Brief: Whenever a line in the entries below contains "Check", copy that line.

====

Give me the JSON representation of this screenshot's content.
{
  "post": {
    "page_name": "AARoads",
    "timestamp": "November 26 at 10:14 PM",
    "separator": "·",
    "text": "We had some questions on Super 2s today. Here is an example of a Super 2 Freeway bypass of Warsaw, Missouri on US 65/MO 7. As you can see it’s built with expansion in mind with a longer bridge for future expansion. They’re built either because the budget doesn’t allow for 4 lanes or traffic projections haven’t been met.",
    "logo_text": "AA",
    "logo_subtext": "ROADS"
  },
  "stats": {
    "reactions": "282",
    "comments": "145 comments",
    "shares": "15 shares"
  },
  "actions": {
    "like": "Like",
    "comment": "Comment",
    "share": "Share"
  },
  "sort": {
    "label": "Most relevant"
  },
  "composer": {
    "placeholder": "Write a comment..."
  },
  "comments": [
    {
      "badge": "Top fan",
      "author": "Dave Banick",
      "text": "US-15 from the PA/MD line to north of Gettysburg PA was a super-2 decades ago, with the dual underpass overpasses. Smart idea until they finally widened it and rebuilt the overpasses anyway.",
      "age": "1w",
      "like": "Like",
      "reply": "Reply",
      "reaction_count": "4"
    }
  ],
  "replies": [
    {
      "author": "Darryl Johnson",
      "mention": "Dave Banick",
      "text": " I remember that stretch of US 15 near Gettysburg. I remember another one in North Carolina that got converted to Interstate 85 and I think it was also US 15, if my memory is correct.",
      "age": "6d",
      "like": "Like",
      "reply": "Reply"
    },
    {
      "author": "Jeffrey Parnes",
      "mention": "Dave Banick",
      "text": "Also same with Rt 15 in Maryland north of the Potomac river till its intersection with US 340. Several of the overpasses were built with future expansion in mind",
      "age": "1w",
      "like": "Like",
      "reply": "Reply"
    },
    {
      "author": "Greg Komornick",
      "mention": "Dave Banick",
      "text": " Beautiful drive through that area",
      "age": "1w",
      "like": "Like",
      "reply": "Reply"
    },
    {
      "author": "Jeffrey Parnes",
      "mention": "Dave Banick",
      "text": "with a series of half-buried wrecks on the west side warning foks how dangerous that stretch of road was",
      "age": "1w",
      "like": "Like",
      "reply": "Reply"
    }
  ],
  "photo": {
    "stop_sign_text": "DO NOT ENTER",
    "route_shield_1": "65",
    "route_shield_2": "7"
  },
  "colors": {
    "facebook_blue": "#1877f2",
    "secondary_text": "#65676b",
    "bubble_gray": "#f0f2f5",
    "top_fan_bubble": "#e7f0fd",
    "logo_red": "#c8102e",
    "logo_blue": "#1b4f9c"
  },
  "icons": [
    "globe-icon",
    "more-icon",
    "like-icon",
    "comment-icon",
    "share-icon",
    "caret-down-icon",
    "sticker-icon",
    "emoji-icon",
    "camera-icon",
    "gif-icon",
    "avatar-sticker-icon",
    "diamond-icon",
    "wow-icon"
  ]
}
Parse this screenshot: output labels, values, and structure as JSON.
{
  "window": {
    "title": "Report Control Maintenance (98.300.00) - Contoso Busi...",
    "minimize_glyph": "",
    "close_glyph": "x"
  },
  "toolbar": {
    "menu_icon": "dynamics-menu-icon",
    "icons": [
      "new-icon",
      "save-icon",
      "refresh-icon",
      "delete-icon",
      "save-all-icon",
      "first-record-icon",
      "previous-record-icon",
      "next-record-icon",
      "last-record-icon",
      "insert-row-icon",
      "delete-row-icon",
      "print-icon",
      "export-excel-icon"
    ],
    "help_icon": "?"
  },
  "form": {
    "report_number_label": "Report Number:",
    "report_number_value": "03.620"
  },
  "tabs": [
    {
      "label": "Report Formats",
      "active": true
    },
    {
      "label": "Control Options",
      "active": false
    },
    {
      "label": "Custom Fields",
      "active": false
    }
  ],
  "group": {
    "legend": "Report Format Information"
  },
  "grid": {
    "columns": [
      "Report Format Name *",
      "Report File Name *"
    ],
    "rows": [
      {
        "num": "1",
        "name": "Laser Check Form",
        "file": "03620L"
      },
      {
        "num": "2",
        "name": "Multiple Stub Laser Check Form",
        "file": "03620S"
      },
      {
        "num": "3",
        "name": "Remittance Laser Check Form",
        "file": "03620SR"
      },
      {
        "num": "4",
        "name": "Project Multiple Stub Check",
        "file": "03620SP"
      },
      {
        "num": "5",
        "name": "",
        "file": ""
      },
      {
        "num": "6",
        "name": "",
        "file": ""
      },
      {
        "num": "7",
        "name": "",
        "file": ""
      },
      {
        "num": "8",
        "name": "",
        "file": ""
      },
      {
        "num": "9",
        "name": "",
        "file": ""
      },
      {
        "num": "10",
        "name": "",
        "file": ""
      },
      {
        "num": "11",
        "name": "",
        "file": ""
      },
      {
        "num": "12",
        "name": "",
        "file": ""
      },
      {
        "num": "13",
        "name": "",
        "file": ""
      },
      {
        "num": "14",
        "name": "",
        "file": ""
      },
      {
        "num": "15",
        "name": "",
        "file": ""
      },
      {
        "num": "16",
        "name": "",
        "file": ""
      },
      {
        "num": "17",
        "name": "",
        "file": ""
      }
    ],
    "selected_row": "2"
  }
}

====

Solution for this exercise:
        "name": "Laser Check Form",
        "name": "Multiple Stub Laser Check Form",
        "name": "Remittance Laser Check Form",
        "name": "Project Multiple Stub Check",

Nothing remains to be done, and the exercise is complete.